* Exercise description
Your task is to copy all of the data exactly.

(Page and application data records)
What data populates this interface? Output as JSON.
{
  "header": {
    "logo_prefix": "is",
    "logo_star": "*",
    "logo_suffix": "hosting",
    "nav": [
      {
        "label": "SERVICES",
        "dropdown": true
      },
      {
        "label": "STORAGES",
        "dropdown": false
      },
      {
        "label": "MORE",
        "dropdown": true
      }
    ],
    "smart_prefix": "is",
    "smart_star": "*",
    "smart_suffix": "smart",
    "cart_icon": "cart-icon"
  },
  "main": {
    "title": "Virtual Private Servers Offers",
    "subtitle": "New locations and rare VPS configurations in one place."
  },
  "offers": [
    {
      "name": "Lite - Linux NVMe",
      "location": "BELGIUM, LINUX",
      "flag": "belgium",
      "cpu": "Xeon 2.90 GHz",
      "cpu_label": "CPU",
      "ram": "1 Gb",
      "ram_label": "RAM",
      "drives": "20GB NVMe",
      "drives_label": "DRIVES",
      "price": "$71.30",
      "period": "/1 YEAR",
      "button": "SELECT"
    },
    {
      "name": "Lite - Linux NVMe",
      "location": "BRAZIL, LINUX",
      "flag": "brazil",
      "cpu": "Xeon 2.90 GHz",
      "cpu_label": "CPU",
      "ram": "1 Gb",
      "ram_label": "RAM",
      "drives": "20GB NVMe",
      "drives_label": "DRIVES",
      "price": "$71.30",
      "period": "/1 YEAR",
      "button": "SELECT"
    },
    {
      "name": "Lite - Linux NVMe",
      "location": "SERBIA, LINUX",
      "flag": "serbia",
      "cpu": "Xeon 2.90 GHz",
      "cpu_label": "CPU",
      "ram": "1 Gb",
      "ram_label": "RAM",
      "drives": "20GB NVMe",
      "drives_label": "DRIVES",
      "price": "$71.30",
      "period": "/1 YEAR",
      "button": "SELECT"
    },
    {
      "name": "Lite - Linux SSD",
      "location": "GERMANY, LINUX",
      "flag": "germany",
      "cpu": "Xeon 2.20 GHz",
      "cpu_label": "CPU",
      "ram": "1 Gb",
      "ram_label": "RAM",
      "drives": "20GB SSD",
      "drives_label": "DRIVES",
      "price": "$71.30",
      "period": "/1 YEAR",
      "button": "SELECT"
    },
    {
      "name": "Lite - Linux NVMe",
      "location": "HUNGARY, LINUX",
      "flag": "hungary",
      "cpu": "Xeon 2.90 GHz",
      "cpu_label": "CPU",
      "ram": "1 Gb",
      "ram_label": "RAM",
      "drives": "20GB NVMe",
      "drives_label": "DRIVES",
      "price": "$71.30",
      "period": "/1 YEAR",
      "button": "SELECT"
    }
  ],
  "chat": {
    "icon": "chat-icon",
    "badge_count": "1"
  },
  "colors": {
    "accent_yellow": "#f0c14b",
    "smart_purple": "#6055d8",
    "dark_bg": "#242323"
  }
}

* Expected answer
What data populates this interface? Output as JSON.
{
  "header": {
    "logo_prefix": "is",
    "logo_star": "*",
    "logo_suffix": "hosting",
    "nav": [
      {
        "label": "SERVICES",
        "dropdown": true
      },
      {
        "label": "STORAGES",
        "dropdown": false
      },
      {
        "label": "MORE",
        "dropdown": true
      }
    ],
    "smart_prefix": "is",
    "smart_star": "*",
    "smart_suffix": "smart",
    "cart_icon": "cart-icon"
  },
  "main": {
    "title": "Virtual Private Servers Offers",
    "subtitle": "New locations and rare VPS configurations in one place."
  },
  "offers": [
    {
      "name": "Lite - Linux NVMe",
      "location": "BELGIUM, LINUX",
      "flag": "belgium",
      "cpu": "Xeon 2.90 GHz",
      "cpu_label": "CPU",
      "ram": "1 Gb",
      "ram_label": "RAM",
      "drives": "20GB NVMe",
      "drives_label": "DRIVES",
      "price": "$71.30",
      "period": "/1 YEAR",
      "button": "SELECT"
    },
    {
      "name": "Lite - Linux NVMe",
      "location": "BRAZIL, LINUX",
      "flag": "brazil",
      "cpu": "Xeon 2.90 GHz",
      "cpu_label": "CPU",
      "ram": "1 Gb",
      "ram_label": "RAM",
      "drives": "20GB NVMe",
      "drives_label": "DRIVES",
      "price": "$71.30",
      "period": "/1 YEAR",
      "button": "SELECT"
    },
    {
      "name": "Lite - Linux NVMe",
      "location": "SERBIA, LINUX",
      "flag": "serbia",
      "cpu": "Xeon 2.90 GHz",
      "cpu_label": "CPU",
      "ram": "1 Gb",
      "ram_label": "RAM",
      "drives": "20GB NVMe",
      "drives_label": "DRIVES",
      "price": "$71.30",
      "period": "/1 YEAR",
      "button": "SELECT"
    },
    {
      "name": "Lite - Linux SSD",
      "location": "GERMANY, LINUX",
      "flag": "germany",
      "cpu": "Xeon 2.20 GHz",
      "cpu_label": "CPU",
      "ram": "1 Gb",
      "ram_label": "RAM",
      "drives": "20GB SSD",
      "drives_label": "DRIVES",
      "price": "$71.30",
      "period": "/1 YEAR",
      "button": "SELECT"
    },
    {
      "name": "Lite - Linux NVMe",
      "location": "HUNGARY, LINUX",
      "flag": "hungary",
      "cpu": "Xeon 2.90 GHz",
      "cpu_label": "CPU",
      "ram": "1 Gb",
      "ram_label": "RAM",
      "drives": "20GB NVMe",
      "drives_label": "DRIVES",
      "price": "$71.30",
      "period": "/1 YEAR",
      "button": "SELECT"
    }
  ],
  "chat": {
    "icon": "chat-icon",
    "badge_count": "1"
  },
  "colors": {
    "accent_yellow": "#f0c14b",
    "smart_purple": "#6055d8",
    "dark_bg": "#242323"
  }
}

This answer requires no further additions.